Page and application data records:

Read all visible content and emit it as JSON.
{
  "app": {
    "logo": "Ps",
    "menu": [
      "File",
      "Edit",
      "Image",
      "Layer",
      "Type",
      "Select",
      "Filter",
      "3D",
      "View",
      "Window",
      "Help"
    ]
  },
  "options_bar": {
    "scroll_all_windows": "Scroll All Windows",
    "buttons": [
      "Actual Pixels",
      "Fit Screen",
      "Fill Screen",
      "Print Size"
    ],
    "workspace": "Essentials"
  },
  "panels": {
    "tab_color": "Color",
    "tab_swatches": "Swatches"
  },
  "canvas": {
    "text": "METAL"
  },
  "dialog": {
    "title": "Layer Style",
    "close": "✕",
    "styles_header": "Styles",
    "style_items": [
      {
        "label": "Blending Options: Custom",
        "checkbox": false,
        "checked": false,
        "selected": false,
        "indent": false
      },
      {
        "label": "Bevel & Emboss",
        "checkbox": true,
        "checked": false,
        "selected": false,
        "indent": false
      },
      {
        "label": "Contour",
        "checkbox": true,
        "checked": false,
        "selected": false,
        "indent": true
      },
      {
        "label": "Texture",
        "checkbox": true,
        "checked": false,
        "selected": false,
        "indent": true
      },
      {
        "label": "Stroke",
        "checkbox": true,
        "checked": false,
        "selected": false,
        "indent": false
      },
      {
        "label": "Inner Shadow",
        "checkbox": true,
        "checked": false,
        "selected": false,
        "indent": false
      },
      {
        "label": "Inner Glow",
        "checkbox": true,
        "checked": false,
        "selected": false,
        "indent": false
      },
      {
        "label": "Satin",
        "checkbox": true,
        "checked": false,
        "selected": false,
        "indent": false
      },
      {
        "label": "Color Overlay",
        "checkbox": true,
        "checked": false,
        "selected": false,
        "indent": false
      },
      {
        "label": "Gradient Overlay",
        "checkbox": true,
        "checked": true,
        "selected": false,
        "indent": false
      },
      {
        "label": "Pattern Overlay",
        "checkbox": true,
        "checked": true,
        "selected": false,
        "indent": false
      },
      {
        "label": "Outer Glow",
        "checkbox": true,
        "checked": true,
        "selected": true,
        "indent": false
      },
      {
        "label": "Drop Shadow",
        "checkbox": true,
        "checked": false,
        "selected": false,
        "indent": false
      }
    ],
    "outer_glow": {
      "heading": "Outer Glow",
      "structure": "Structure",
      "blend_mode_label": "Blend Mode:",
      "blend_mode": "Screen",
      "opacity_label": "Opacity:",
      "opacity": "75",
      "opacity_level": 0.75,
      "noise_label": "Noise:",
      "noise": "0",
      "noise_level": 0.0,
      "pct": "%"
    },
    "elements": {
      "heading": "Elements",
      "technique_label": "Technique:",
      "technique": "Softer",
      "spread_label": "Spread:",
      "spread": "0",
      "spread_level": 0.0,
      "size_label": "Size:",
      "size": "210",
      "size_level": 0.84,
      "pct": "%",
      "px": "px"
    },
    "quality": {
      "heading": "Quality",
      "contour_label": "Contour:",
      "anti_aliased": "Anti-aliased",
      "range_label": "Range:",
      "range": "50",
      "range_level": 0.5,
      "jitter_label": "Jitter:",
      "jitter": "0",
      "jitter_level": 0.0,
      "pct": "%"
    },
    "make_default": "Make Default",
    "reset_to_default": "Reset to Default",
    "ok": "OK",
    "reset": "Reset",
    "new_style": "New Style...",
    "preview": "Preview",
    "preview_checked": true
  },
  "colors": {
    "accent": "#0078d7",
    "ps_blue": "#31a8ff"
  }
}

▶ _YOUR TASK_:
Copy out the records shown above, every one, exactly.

▶ _COMPLETED TASK_:
Read all visible content and emit it as JSON.
{
  "app": {
    "logo": "Ps",
    "menu": [
      "File",
      "Edit",
      "Image",
      "Layer",
      "Type",
      "Select",
      "Filter",
      "3D",
      "View",
      "Window",
      "Help"
    ]
  },
  "options_bar": {
    "scroll_all_windows": "Scroll All Windows",
    "buttons": [
      "Actual Pixels",
      "Fit Screen",
      "Fill Screen",
      "Print Size"
    ],
    "workspace": "Essentials"
  },
  "panels": {
    "tab_color": "Color",
    "tab_swatches": "Swatches"
  },
  "canvas": {
    "text": "METAL"
  },
  "dialog": {
    "title": "Layer Style",
    "close": "✕",
    "styles_header": "Styles",
    "style_items": [
      {
        "label": "Blending Options: Custom",
        "checkbox": false,
        "checked": false,
        "selected": false,
        "indent": false
      },
      {
        "label": "Bevel & Emboss",
        "checkbox": true,
        "checked": false,
        "selected": false,
        "indent": false
      },
      {
        "label": "Contour",
        "checkbox": true,
        "checked": false,
        "selected": false,
        "indent": true
      },
      {
        "label": "Texture",
        "checkbox": true,
        "checked": false,
        "selected": false,
        "indent": true
      },
      {
        "label": "Stroke",
        "checkbox": true,
        "checked": false,
        "selected": false,
        "indent": false
      },
      {
        "label": "Inner Shadow",
        "checkbox": true,
        "checked": false,
        "selected": false,
        "indent": false
      },
      {
        "label": "Inner Glow",
        "checkbox": true,
        "checked": false,
        "selected": false,
        "indent": false
      },
      {
        "label": "Satin",
        "checkbox": true,
        "checked": false,
        "selected": false,
        "indent": false
      },
      {
        "label": "Color Overlay",
        "checkbox": true,
        "checked": false,
        "selected": false,
        "indent": false
      },
      {
        "label": "Gradient Overlay",
        "checkbox": true,
        "checked": true,
        "selected": false,
        "indent": false
      },
      {
        "label": "Pattern Overlay",
        "checkbox": true,
        "checked": true,
        "selected": false,
        "indent": false
      },
      {
        "label": "Outer Glow",
        "checkbox": true,
        "checked": true,
        "selected": true,
        "indent": false
      },
      {
        "label": "Drop Shadow",
        "checkbox": true,
        "checked": false,
        "selected": false,
        "indent": false
      }
    ],
    "outer_glow": {
      "heading": "Outer Glow",
      "structure": "Structure",
      "blend_mode_label": "Blend Mode:",
      "blend_mode": "Screen",
      "opacity_label": "Opacity:",
      "opacity": "75",
      "opacity_level": 0.75,
      "noise_label": "Noise:",
      "noise": "0",
      "noise_level": 0.0,
      "pct": "%"
    },
    "elements": {
      "heading": "Elements",
      "technique_label": "Technique:",
      "technique": "Softer",
      "spread_label": "Spread:",
      "spread": "0",
      "spread_level": 0.0,
      "size_label": "Size:",
      "size": "210",
      "size_level": 0.84,
      "pct": "%",
      "px": "px"
    },
    "quality": {
      "heading": "Quality",
      "contour_label": "Contour:",
      "anti_aliased": "Anti-aliased",
      "range_label": "Range:",
      "range": "50",
      "range_level": 0.5,
      "jitter_label": "Jitter:",
      "jitter": "0",
      "jitter_level": 0.0,
      "pct": "%"
    },
    "make_default": "Make Default",
    "reset_to_default": "Reset to Default",
    "ok": "OK",
    "reset": "Reset",
    "new_style": "New Style...",
    "preview": "Preview",
    "preview_checked": true
  },
  "colors": {
    "accent": "#0078d7",
    "ps_blue": "#31a8ff"
  }
}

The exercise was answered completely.